**What to work on:**
Return only those lines of the records below in which "content" appears.

------------------------

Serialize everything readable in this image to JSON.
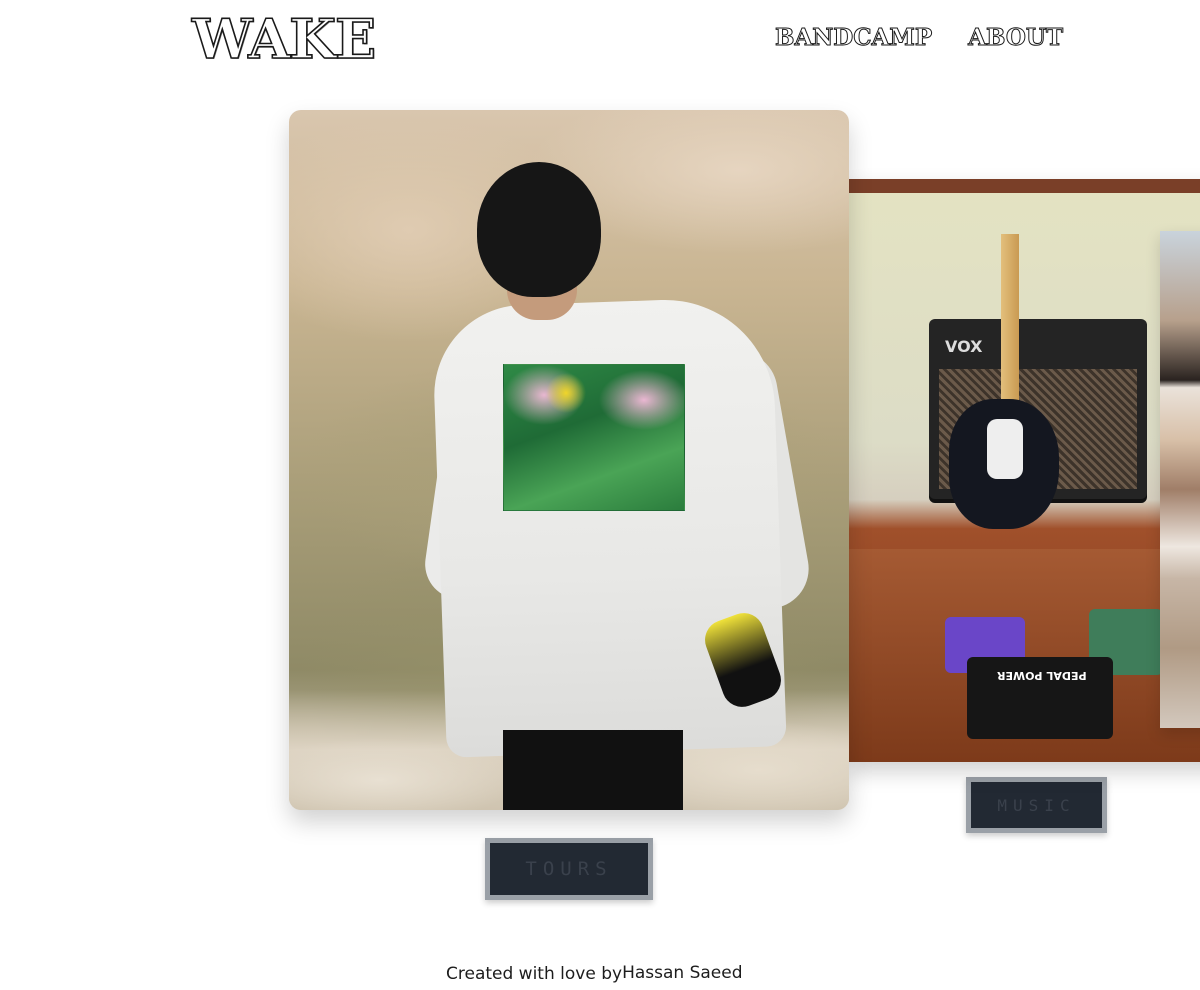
{
  "header": {
    "logo": "WAKE",
    "nav": [
      {
        "label": "BANDCAMP"
      },
      {
        "label": "ABOUT"
      }
    ]
  },
  "cards": {
    "tours": {
      "label": "TOURS"
    },
    "music": {
      "label": "MUSIC",
      "amp_brand": "VOX",
      "pedal_label": "PEDAL POWER"
    }
  },
  "footer": {
    "prefix": "Created with love by",
    "author": "Hassan Saeed"
  }
}
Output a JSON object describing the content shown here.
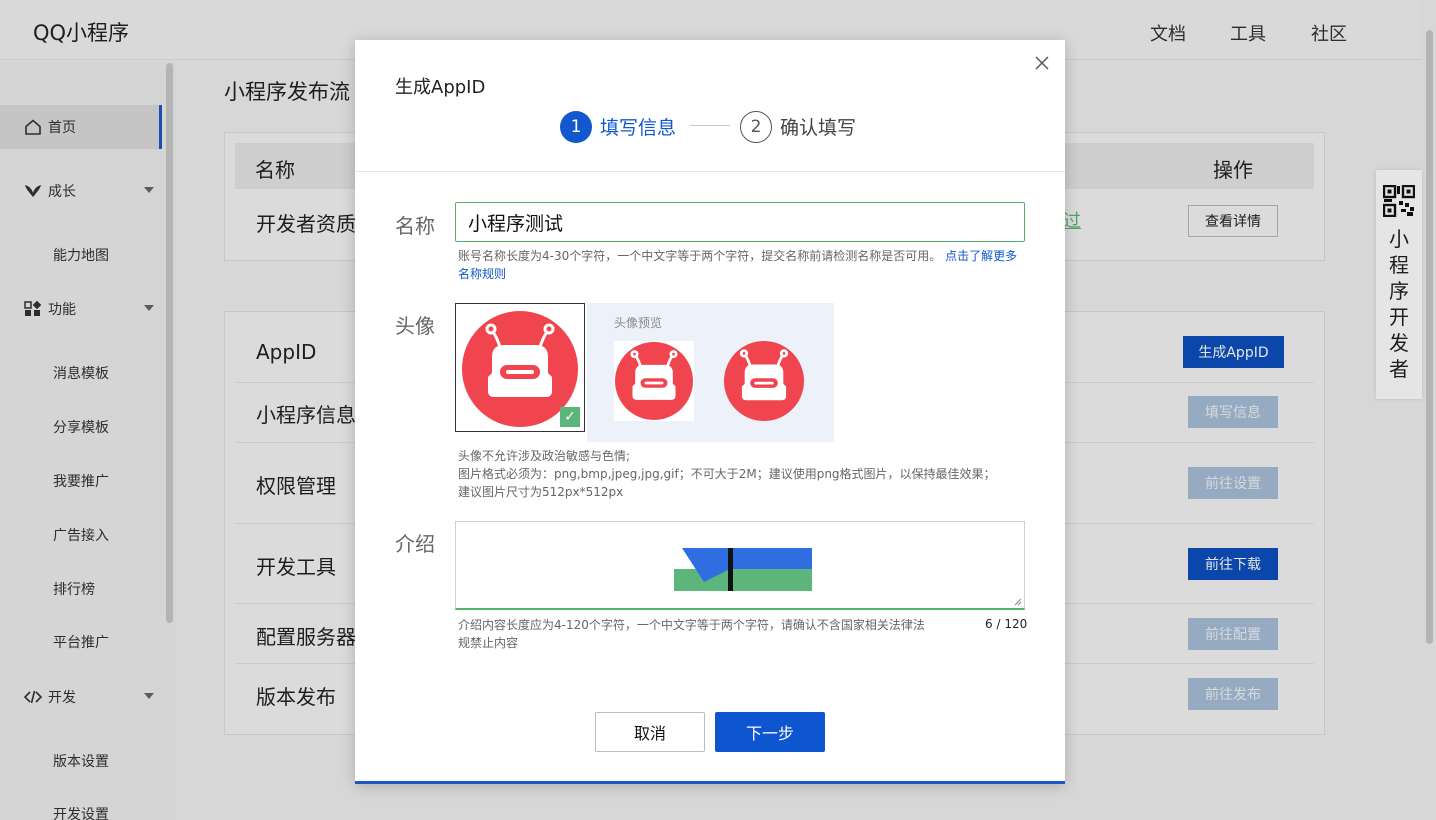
{
  "header": {
    "logo": "QQ小程序",
    "nav": [
      "文档",
      "工具",
      "社区"
    ]
  },
  "sidebar": {
    "items": [
      {
        "label": "首页",
        "icon": "home-icon",
        "active": true
      },
      {
        "label": "成长",
        "icon": "growth-icon",
        "caret": true
      },
      {
        "label": "能力地图"
      },
      {
        "label": "功能",
        "icon": "grid-icon",
        "caret": true
      },
      {
        "label": "消息模板"
      },
      {
        "label": "分享模板"
      },
      {
        "label": "我要推广"
      },
      {
        "label": "广告接入"
      },
      {
        "label": "排行榜"
      },
      {
        "label": "平台推广"
      },
      {
        "label": "开发",
        "icon": "code-icon",
        "caret": true
      },
      {
        "label": "版本设置"
      },
      {
        "label": "开发设置"
      }
    ]
  },
  "main": {
    "title": "小程序发布流",
    "table": {
      "col_name": "名称",
      "col_op": "操作",
      "row": {
        "label": "开发者资质",
        "status_fragment": "过",
        "button": "查看详情"
      }
    },
    "steps": [
      {
        "label": "AppID",
        "button": "生成AppID",
        "state": "strong"
      },
      {
        "label": "小程序信息",
        "button": "填写信息",
        "state": "faint"
      },
      {
        "label": "权限管理",
        "button": "前往设置",
        "state": "faint"
      },
      {
        "label": "开发工具",
        "button": "前往下载",
        "state": "strong"
      },
      {
        "label": "配置服务器",
        "button": "前往配置",
        "state": "faint"
      },
      {
        "label": "版本发布",
        "button": "前往发布",
        "state": "faint"
      }
    ]
  },
  "qr_panel": {
    "text": "小程序开发者"
  },
  "modal": {
    "title": "生成AppID",
    "step1": {
      "number": "1",
      "label": "填写信息"
    },
    "step2": {
      "number": "2",
      "label": "确认填写"
    },
    "name_label": "名称",
    "name_value": "小程序测试",
    "name_hint": "账号名称长度为4-30个字符，一个中文字等于两个字符，提交名称前请检测名称是否可用。",
    "name_hint_link": "点击了解更多名称规则",
    "avatar_label": "头像",
    "avatar_preview_title": "头像预览",
    "avatar_hints": [
      "头像不允许涉及政治敏感与色情;",
      "图片格式必须为：png,bmp,jpeg,jpg,gif；不可大于2M；建议使用png格式图片，以保持最佳效果；",
      "建议图片尺寸为512px*512px"
    ],
    "intro_label": "介绍",
    "intro_hint": "介绍内容长度应为4-120个字符，一个中文字等于两个字符，请确认不含国家相关法律法规禁止内容",
    "intro_count": "6",
    "intro_max": "/ 120",
    "cancel": "取消",
    "next": "下一步"
  },
  "colors": {
    "primary": "#1158cf",
    "success": "#5cb57a",
    "avatar": "#f0454f"
  }
}
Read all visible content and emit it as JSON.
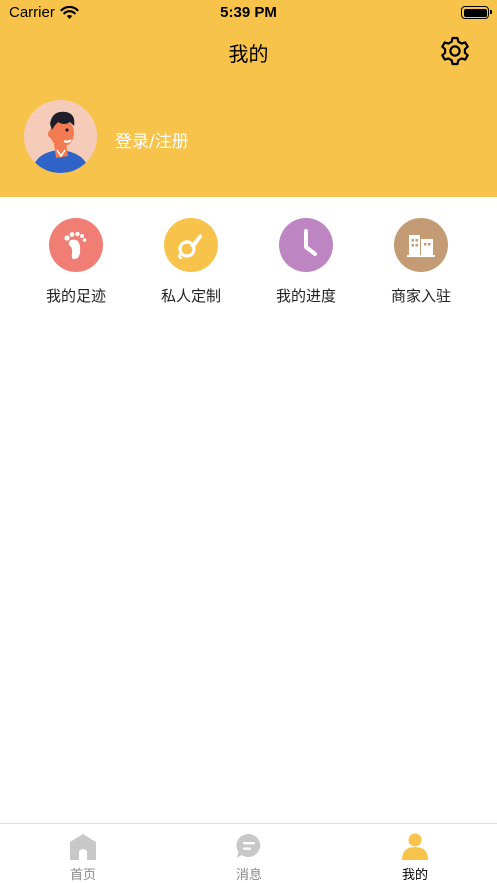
{
  "status_bar": {
    "carrier": "Carrier",
    "time": "5:39 PM"
  },
  "nav": {
    "title": "我的",
    "settings_icon": "gear-icon"
  },
  "profile": {
    "login_text": "登录/注册",
    "avatar_icon": "user-avatar"
  },
  "menu": {
    "items": [
      {
        "label": "我的足迹",
        "icon": "footprint-icon",
        "color": "#F07E74"
      },
      {
        "label": "私人定制",
        "icon": "custom-icon",
        "color": "#F8C34A"
      },
      {
        "label": "我的进度",
        "icon": "clock-icon",
        "color": "#BD86C3"
      },
      {
        "label": "商家入驻",
        "icon": "building-icon",
        "color": "#C39B74"
      }
    ]
  },
  "tabbar": {
    "tabs": [
      {
        "label": "首页",
        "icon": "home-icon",
        "active": false
      },
      {
        "label": "消息",
        "icon": "message-icon",
        "active": false
      },
      {
        "label": "我的",
        "icon": "person-icon",
        "active": true
      }
    ]
  },
  "colors": {
    "header_bg": "#F8C34A",
    "tab_inactive": "#C8C8C8",
    "tab_active": "#F8C34A"
  }
}
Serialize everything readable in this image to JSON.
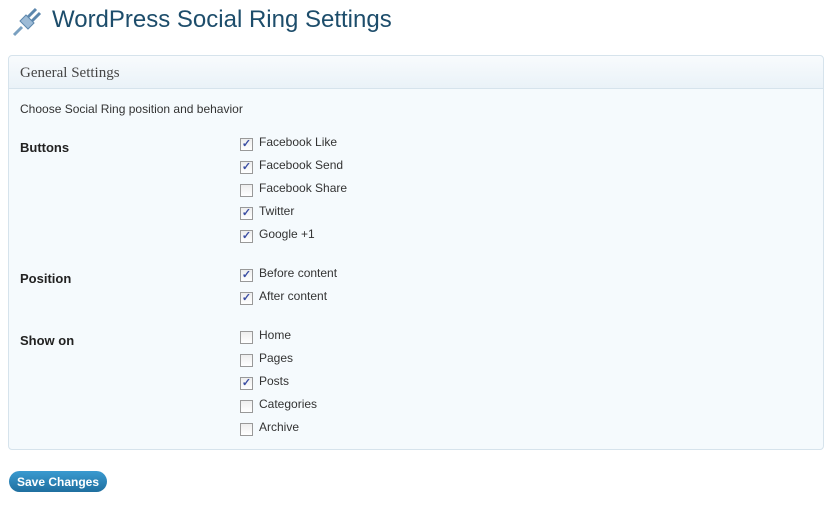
{
  "page": {
    "title": "WordPress Social Ring Settings"
  },
  "panel": {
    "title": "General Settings",
    "description": "Choose Social Ring position and behavior"
  },
  "sections": [
    {
      "label": "Buttons",
      "options": [
        {
          "label": "Facebook Like",
          "checked": true
        },
        {
          "label": "Facebook Send",
          "checked": true
        },
        {
          "label": "Facebook Share",
          "checked": false
        },
        {
          "label": "Twitter",
          "checked": true
        },
        {
          "label": "Google +1",
          "checked": true
        }
      ]
    },
    {
      "label": "Position",
      "options": [
        {
          "label": "Before content",
          "checked": true
        },
        {
          "label": "After content",
          "checked": true
        }
      ]
    },
    {
      "label": "Show on",
      "options": [
        {
          "label": "Home",
          "checked": false
        },
        {
          "label": "Pages",
          "checked": false
        },
        {
          "label": "Posts",
          "checked": true
        },
        {
          "label": "Categories",
          "checked": false
        },
        {
          "label": "Archive",
          "checked": false
        }
      ]
    }
  ],
  "save_label": "Save Changes"
}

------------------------

**Solution to this problem:**
Output a JSON object describing the content shown here.
Read all visible content and emit it as JSON.
          "label": "Before content",
          "label": "After content",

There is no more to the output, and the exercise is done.